  • Ferrier, J. Chem. Soc. (1962), "The Reaction Between 3,4,6-Tri-O-Acetyl-D-Glucal and p-Nitrophenol," 3667-3670. Ferrier, "Unsaturated Sugars," Adv. Carbohydrate Chemistry, 20, pp. 90-91 (1965). Ferrier, J. Chem. Soc., (1969) "Unsaturated Carbohydrates," 570-575. Honda, Carbohydrate Research, 29 (1973), "Preparation of O-(2-deoxy-.alpha.-D-arabino-hexopyranosyl)-(1-6)-D-glucose by oxyiodination-hydrogenation method", pp. 488-491. Garegg, Carbohydrate Research, 92 (1981), "Novel Glycosylation Reagents: synthesis of disaccharides containing 2-deoxy-2-iodo-.alpha.-D-talopyranosyl groups", pp. 157-159. C.A. 97:6734s. Nitrosourea derivatives. Thiem, Liebigs Ann. Chem. 1985, "Untersuchungen aur Darstellung von Desoxyzuker-Steroidglysosiden", pp. 2135-2150. Steinkellner, ORTHOMolecular (1989), "Tumosteron Behandeling Van Kanker," pp. 206-211. Stein Kellner unpublished chemical report. Bolitt, J. Org. Chem. 1990, SS, "Direct Preparation of 2-Deoxy-D-glucopyranosides from Glucals without Ferrier Rearrangement", pp. 5812-5813. Bolitt et al. J. Org. Chem. vol. 55 pp. 5812-5813, (1990). Thiem et al. Liebigs. Ann. Chem. pp. 2135-2150, (1985).
Patent History
Patent number: 5496806
Type: Grant
Filed: May 6, 1994
Date of Patent: Mar 5, 1996
Assignee: R. Erich Klemke
Inventor: R. Erich Klemke (D-78247 Hilzingen)
Primary Examiner: Douglas W. Robinson

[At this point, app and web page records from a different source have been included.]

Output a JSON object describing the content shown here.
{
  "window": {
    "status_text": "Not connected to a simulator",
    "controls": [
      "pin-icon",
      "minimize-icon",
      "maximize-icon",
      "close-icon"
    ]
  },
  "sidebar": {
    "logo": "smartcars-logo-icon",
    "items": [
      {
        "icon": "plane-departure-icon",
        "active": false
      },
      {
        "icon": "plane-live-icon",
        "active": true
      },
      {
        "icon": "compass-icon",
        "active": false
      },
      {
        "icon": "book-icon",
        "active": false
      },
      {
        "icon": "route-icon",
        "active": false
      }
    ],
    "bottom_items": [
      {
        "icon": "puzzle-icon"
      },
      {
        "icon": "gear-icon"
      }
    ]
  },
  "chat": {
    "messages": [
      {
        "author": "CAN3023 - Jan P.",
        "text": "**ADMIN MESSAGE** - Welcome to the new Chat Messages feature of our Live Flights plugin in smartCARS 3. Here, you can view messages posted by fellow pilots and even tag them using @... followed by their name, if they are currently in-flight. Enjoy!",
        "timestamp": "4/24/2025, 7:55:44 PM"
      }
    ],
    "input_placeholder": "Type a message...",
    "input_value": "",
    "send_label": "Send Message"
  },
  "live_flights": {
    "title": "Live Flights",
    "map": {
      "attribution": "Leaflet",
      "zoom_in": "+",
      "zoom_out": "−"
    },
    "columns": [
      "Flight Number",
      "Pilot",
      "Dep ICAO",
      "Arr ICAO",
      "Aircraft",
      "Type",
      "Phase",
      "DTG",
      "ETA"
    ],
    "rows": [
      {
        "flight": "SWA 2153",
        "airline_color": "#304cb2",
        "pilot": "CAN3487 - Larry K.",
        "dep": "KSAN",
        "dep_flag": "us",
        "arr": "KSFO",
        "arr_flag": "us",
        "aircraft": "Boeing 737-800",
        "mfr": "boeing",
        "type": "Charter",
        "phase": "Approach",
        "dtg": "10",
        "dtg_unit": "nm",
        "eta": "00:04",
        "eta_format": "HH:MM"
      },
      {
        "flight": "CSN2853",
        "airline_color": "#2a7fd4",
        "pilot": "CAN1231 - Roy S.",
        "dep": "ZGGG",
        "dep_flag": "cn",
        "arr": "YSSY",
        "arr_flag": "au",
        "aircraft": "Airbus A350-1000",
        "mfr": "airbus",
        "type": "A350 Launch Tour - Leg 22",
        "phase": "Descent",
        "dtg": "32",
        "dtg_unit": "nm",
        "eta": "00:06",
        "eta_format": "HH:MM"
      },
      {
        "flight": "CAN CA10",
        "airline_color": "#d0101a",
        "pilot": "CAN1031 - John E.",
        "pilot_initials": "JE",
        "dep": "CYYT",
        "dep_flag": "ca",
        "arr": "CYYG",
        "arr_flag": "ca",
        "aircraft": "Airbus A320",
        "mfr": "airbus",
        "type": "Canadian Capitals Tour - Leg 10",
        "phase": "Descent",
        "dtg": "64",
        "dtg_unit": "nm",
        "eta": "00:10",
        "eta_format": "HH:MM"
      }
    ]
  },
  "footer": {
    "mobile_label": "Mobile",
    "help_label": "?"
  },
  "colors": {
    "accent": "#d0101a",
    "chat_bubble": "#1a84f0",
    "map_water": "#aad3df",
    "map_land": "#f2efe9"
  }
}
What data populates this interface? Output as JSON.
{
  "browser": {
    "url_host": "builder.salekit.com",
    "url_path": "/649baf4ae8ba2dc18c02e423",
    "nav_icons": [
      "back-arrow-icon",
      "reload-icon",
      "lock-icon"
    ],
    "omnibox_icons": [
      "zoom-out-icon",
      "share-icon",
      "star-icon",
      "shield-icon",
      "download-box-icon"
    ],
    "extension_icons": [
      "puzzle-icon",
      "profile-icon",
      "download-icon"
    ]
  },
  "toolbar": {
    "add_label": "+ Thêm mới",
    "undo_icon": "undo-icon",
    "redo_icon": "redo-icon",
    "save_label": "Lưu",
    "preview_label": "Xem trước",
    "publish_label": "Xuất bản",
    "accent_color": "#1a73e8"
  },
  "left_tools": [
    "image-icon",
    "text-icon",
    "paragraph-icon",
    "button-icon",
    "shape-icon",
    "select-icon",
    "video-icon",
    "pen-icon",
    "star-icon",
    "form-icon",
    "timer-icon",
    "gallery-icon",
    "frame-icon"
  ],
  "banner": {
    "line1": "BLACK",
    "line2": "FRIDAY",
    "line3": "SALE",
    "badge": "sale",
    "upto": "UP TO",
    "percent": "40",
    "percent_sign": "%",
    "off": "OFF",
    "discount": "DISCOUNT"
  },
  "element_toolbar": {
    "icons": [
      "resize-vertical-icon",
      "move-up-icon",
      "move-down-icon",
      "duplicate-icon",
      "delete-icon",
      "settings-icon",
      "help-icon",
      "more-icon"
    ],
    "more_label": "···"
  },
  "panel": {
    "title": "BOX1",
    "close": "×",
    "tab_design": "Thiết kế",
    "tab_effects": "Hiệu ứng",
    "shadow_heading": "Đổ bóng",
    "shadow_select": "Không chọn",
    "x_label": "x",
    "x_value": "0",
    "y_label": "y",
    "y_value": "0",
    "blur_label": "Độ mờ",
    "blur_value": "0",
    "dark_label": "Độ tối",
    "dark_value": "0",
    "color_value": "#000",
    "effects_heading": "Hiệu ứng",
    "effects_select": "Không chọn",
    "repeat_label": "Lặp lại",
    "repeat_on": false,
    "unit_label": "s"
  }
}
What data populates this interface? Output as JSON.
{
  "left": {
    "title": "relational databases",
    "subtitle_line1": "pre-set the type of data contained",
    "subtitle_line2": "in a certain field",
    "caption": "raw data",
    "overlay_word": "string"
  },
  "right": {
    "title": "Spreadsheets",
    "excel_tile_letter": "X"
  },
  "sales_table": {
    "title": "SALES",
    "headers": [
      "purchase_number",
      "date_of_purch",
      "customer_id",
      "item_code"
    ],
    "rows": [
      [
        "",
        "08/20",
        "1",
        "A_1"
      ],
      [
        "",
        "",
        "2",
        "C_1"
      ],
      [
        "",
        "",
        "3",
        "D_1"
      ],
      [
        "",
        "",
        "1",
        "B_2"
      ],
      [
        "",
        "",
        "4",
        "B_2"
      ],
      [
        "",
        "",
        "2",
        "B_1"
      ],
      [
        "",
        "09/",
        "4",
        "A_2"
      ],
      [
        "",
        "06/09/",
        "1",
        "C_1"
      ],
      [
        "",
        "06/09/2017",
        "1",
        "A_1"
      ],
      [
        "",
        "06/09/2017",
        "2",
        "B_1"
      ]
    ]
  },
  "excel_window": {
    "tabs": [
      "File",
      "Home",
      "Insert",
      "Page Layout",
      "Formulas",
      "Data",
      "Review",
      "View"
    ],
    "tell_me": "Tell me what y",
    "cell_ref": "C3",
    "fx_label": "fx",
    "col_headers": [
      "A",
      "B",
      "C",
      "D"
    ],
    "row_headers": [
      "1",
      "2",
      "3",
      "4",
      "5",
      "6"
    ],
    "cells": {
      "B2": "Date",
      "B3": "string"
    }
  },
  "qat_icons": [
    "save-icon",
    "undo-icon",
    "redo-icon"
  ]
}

Assistant Examiner: Howard C. Lee
Law Firm: Young, MacFarlane & Wood
Application Number: 8/239,373